I think that Apatow’s movies for the most part have done a good job of making us laugh, while allowing us to address emotions or real life themes. Knocked Up dealt with how men and women deal with pregnancy and the changes a child can bring to your life. Superbad allowed us to explore friendship and whether or not it has the ability to last forever. Director Paul Feig is no stranger to tempering comedy with lessons, he’s directed episodes of The Office and Arrested Development, television shows which deal with life as a team member in a workplace and family dynamics, respectively. Talladega Nights only taught us about crepes (little thin pancakes), so obviously, not every movie Judd Apatow has directed or produced has featured some sort of life lesson, but on the whole one can say his movies have some sort of emotional heart to them.  

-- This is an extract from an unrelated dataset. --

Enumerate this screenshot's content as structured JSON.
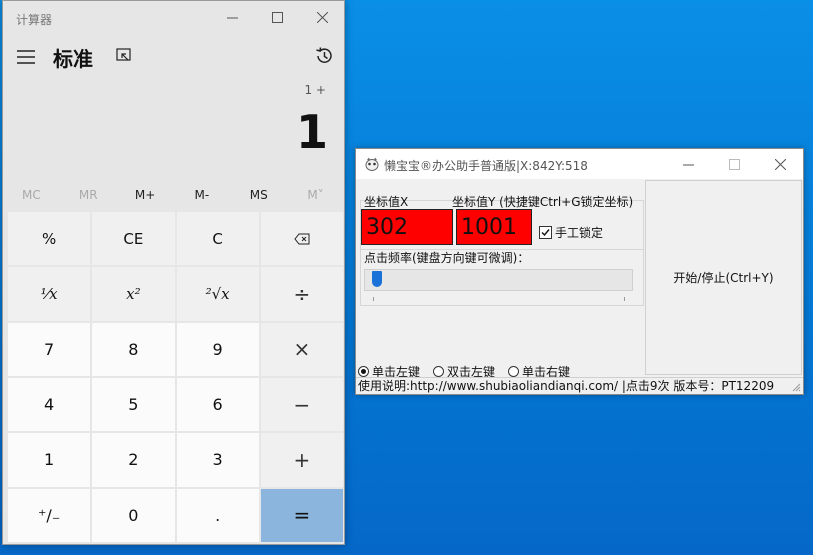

It’s important to note that Paul Feig does a good job of balancing the comedy and drama. At no point in Bridesmaids do things become “preachy” with the audience being beaten over the head with life lessons. Perhaps I’m personalizing the movie, most of my friends are married or getting married & I’m still single, but I think viewers should be aware that the movie won’t be full of knee-slappers only, there is a definite heart to the film and it pulses throughout. 

I’m not going to lie. After seeing how The Hangover: Part II was basically the same movie as the first, but set in Thailand, I wanted nothing more than for Bridesmaids to deliver big laughs like the original Hangover. I wanted to have found a summer comedy that I could recommend to my readers without hesitation or caveats. I’m not sure if Bridesmaids meets that criteria. Sure there are some big laughs, but I don’t know if I recommend it just for the laughs. I think it’s worth seeing because it’s funny and deals with issues most of us will face in our lives. If you go into the theater knowing you’ll laugh and you just might cry I think you’ll be happy you saw Bridesmaids, but if you go in expecting hearty laugh after hearty laugh you might leave a bit disappointed. As for the gender thing, I think guys will enjoy it. It’s funny. I’m sure some guys might not go for the more emotional stuff (its not bad at all) but I’m sure they made the special lady in their life suffer through something like The Expendables, so they owe it to her to take her to see Bridesmaids!

Rating: Good

Verdict: The most difficult review I’ve written. It delivers some big laughs, but its surprising “heart” tempers the comedy with relatable human emotions. If you keep this in mind I think you’ll really enjoy the film. 


Opinion Piece?: Anyone remotely interested in an opinion piece discussing why I’d recommend Bridesmaids over The Hangover: Part II? It won’t be too lengthy, but it might be fun.